INSIDE: Wondering who should use a standing desk? In this article, you'll discover the pros and cons of sit-stand desks, how to know if a standing desk is right for you, and what to consider when it comes to purchasing one.
While many people envision remote workers as a more relaxed crowd enjoying morning walks and afternoon naps, the opposite is often quite true. Many telecommuters as workaholics by heart and embrace the ability to both be an early bird and burn the night oil. All of these long hours working can wreak havoc on the body.
We’ve all heard in recent years that a sedentary lifestyle is bad for your health, that includes sitting too much. Some experts consider sitting the new smoking. But in addition to health consequences, you may simply find yourself with an aching back, headaches and fatigue caused by all of that sitting.
That’s why standing desks have become so popular in recent times, even with the work-at-home crowd. Not to mention, they just might increase your productivity.
What exactly is a standing desk?
The device is quite simple. It allows you to stand while working. It provides ergonomic elevation of your computer and keyboard so you can work on your feet as opposed to sitting in a chair.
How that is accomplished varies on the model. Some standing desks are always in a raised position. Others can go up or down with the assistance of counterbalancing, a crank, pneumatic cylinder, springs or electricity.
What are the pros and cons of sit-stand desks?
When working in a traditional office environment, you likely had some movement throughout the day. You probably had scheduled breaks. Perhaps you had to walk over to a coworker’s or your boss’ desk several times over the course of a day. When telecommuting, even these small movements are no longer necessary. Once you get into your groove, you may not move from the same sitting position for hours. That can put a lot of strain on your back and shoulders. Standing while working can alleviate that strain.
That being said, it may not solve all of your problems. If you have poor standing posture or lock your knees while standing, this can cause other sources of pain. There are also tasks like typing that are better done from a seated position. A combination of sitting and standing throughout the day is what many people find the best solution – sit for one hour, stand for 5 to 15 minutes.
These specialized standing workstations can also be expensive and cumbersome to work with. You may want to try out a few models in person before making a big investment. You may also want to have a professional setup to ensure your new desk is ergonomically correct and at the correct desk height.
How can you determine if a standing desk is right for you?
Let’s start by saying, a standing desk is not going to help you lose weight. If calorie burn is your goal, you will need to succumb to physical activity.
If you are experiencing back or neck pain that you believe is associated with long hours in a seated position, you may want to try a standing desk periodically throughout the day. As said previously, however, standing all day can come with its own problems. It’s best to alternative your position throughout the day.
My own standing desk experience
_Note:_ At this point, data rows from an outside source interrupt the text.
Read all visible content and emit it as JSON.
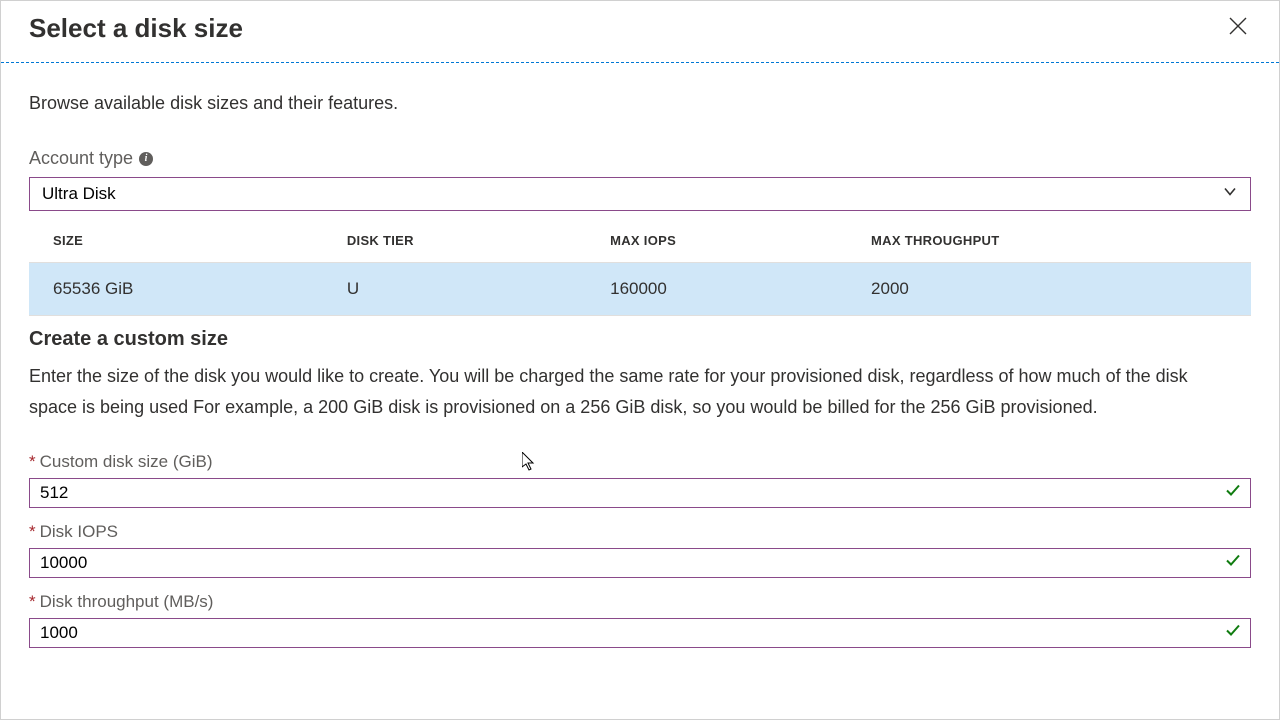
{
  "header": {
    "title": "Select a disk size"
  },
  "intro": "Browse available disk sizes and their features.",
  "accountType": {
    "label": "Account type",
    "value": "Ultra Disk"
  },
  "table": {
    "headers": {
      "size": "SIZE",
      "tier": "DISK TIER",
      "iops": "MAX IOPS",
      "throughput": "MAX THROUGHPUT"
    },
    "rows": [
      {
        "size": "65536 GiB",
        "tier": "U",
        "iops": "160000",
        "throughput": "2000"
      }
    ]
  },
  "customSection": {
    "title": "Create a custom size",
    "body": "Enter the size of the disk you would like to create. You will be charged the same rate for your provisioned disk, regardless of how much of the disk space is being used For example, a 200 GiB disk is provisioned on a 256 GiB disk, so you would be billed for the 256 GiB provisioned."
  },
  "fields": {
    "customSize": {
      "label": "Custom disk size (GiB)",
      "value": "512"
    },
    "diskIops": {
      "label": "Disk IOPS",
      "value": "10000"
    },
    "diskThroughput": {
      "label": "Disk throughput (MB/s)",
      "value": "1000"
    }
  }
}
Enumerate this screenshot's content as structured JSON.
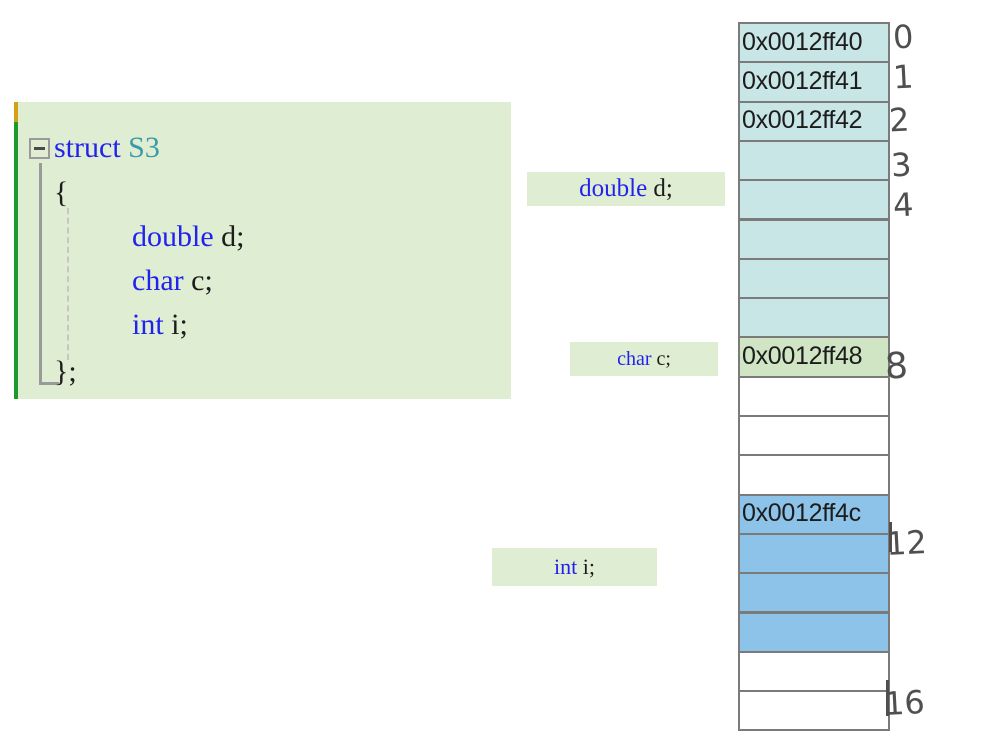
{
  "code_block": {
    "collapse_state": "expanded",
    "lines": [
      {
        "id": "struct",
        "pre": "struct ",
        "kw": "",
        "type": "S3",
        "post": ""
      },
      {
        "id": "open",
        "text": "{"
      },
      {
        "id": "double",
        "kw": "double",
        "post": " d;"
      },
      {
        "id": "char",
        "kw": "char",
        "post": " c;"
      },
      {
        "id": "int",
        "kw": "int",
        "post": " i;"
      },
      {
        "id": "close",
        "text": "};"
      }
    ],
    "keyword_struct": "struct ",
    "type_name": "S3",
    "brace_open": "{",
    "brace_close": "};",
    "member_double_kw": "double",
    "member_double_rest": " d;",
    "member_char_kw": "char",
    "member_char_rest": " c;",
    "member_int_kw": "int",
    "member_int_rest": " i;"
  },
  "labels": {
    "double": {
      "kw": "double",
      "rest": " d;"
    },
    "char": {
      "kw": "char",
      "rest": " c;"
    },
    "int": {
      "kw": "int",
      "rest": " i;"
    }
  },
  "memory": {
    "cells": [
      {
        "address": "0x0012ff40",
        "fill": "double"
      },
      {
        "address": "0x0012ff41",
        "fill": "double"
      },
      {
        "address": "0x0012ff42",
        "fill": "double"
      },
      {
        "address": "",
        "fill": "double"
      },
      {
        "address": "",
        "fill": "double"
      },
      {
        "address": "",
        "fill": "double"
      },
      {
        "address": "",
        "fill": "double"
      },
      {
        "address": "",
        "fill": "double"
      },
      {
        "address": "0x0012ff48",
        "fill": "charc"
      },
      {
        "address": "",
        "fill": "empty"
      },
      {
        "address": "",
        "fill": "empty"
      },
      {
        "address": "",
        "fill": "empty"
      },
      {
        "address": "0x0012ff4c",
        "fill": "inti"
      },
      {
        "address": "",
        "fill": "inti"
      },
      {
        "address": "",
        "fill": "inti"
      },
      {
        "address": "",
        "fill": "inti"
      },
      {
        "address": "",
        "fill": "empty"
      },
      {
        "address": "",
        "fill": "empty"
      }
    ]
  },
  "offset_notes": {
    "n0": "0",
    "n1": "1",
    "n2": "2",
    "n3": "3",
    "n4": "4",
    "n8": "8",
    "n12": "12",
    "n16": "16"
  },
  "colors": {
    "code_background": "#dfeed2",
    "label_background": "#dfeed2",
    "double_cell": "#c8e6e6",
    "char_cell": "#cfe5c3",
    "int_cell": "#8dc3e8",
    "empty_cell": "#ffffff",
    "cell_border": "#7b7b7b",
    "keyword": "#2222ee",
    "typename": "#3a9aa8",
    "gutter_modified": "#d4a017",
    "gutter_saved": "#1d9a2e",
    "handwriting": "#4f4f4f"
  }
}
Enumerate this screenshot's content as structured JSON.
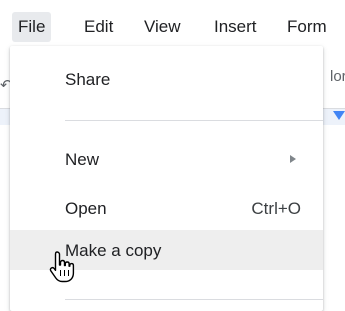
{
  "menubar": {
    "items": [
      {
        "label": "File"
      },
      {
        "label": "Edit"
      },
      {
        "label": "View"
      },
      {
        "label": "Insert"
      },
      {
        "label": "Form"
      }
    ],
    "active_index": 0
  },
  "background": {
    "toolbar_fragment": "lor",
    "left_glyph": "↶"
  },
  "file_menu": {
    "items": [
      {
        "label": "Share"
      },
      {
        "label": "New",
        "has_submenu": true
      },
      {
        "label": "Open",
        "shortcut": "Ctrl+O"
      },
      {
        "label": "Make a copy",
        "highlighted": true
      }
    ]
  },
  "cursor": {
    "icon": "hand-pointer-icon"
  },
  "colors": {
    "menu_highlight": "#eeeeee",
    "active_menubar_bg": "#e8eaed",
    "ruler_accent": "#4285f4",
    "text": "#202124"
  }
}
I got my first sit stand desk several years ago. Since then, I’ve put to use two more – one portable laptop desk and a larger version that fit two monitors. As someone with chronic back problems, they have provided a lot of relief. As with most remote workers, I can easily put in a lot of hours depending on the season. I’m not always good about getting up for regular breaks to stretch and walk around. The simple movement from sitting to standing can get blood flowing to my legs and provide some relief from stiffness.
Things to consider when looking into standing desks
Standing desks are not a one-size-fits-all option. There are a lot of things to think about and your desk options can run from inexpensive DIY to several thousand dollars. A few things to consider:
- Ease of use
You have several options to choose from:
Fixed Frame Desk: A fixed frame desk will always be at standing height. It doesn’t move up and down. This can be an inexpensive DIY option that can be achieved as simply as placing blocks under your existing desk. You will likely still want to sit at some point, however. That can be achieved by purchasing an adjustable drafting chair.
Adjustable Standing Desk: Adjustable height desks can be moved up and down depending on whether you want to sit or stand. These desks can range from very heavy and expensive if they are pneumatic or an electric standing desk. If you choose a lighter, more inexpensive model, make sure you check out the reviews for stability.
Conversion Desk: A standing desk converter is simply an adjustable stand that sits on your existing desk. These can be a more inexpensive option than a full desk though you do need to verify their range of motion and desktop space. As they will likely raise the height of where you sit at your existing desk, you may still need to purchase a drafting chair if your current office chair doesn’t go that high.
Attachments: Attachments are often the cheapest and most flexible option, especially if you love your current desk and home office setup. Swing arms are a popular option and are relatively easy to set up and use. This may be a good option if your preferred computer is a laptop and you participate in a lot of teleconferencing. (Swing arms may not be the best for typing.) If you have several working spaces throughout your house, you may even want to purchase a few.
Remember. A standing desk is not a replacement for physical activity. You are not likely to burn more calories and get in better shape if you use one. You may want to look into a treadmill desk if that is your goal. Instead, you are simply going to enjoy the relief from stiffness and fatigue that can come from changing positions, something that’s not so easy to do when sitting in an office chair.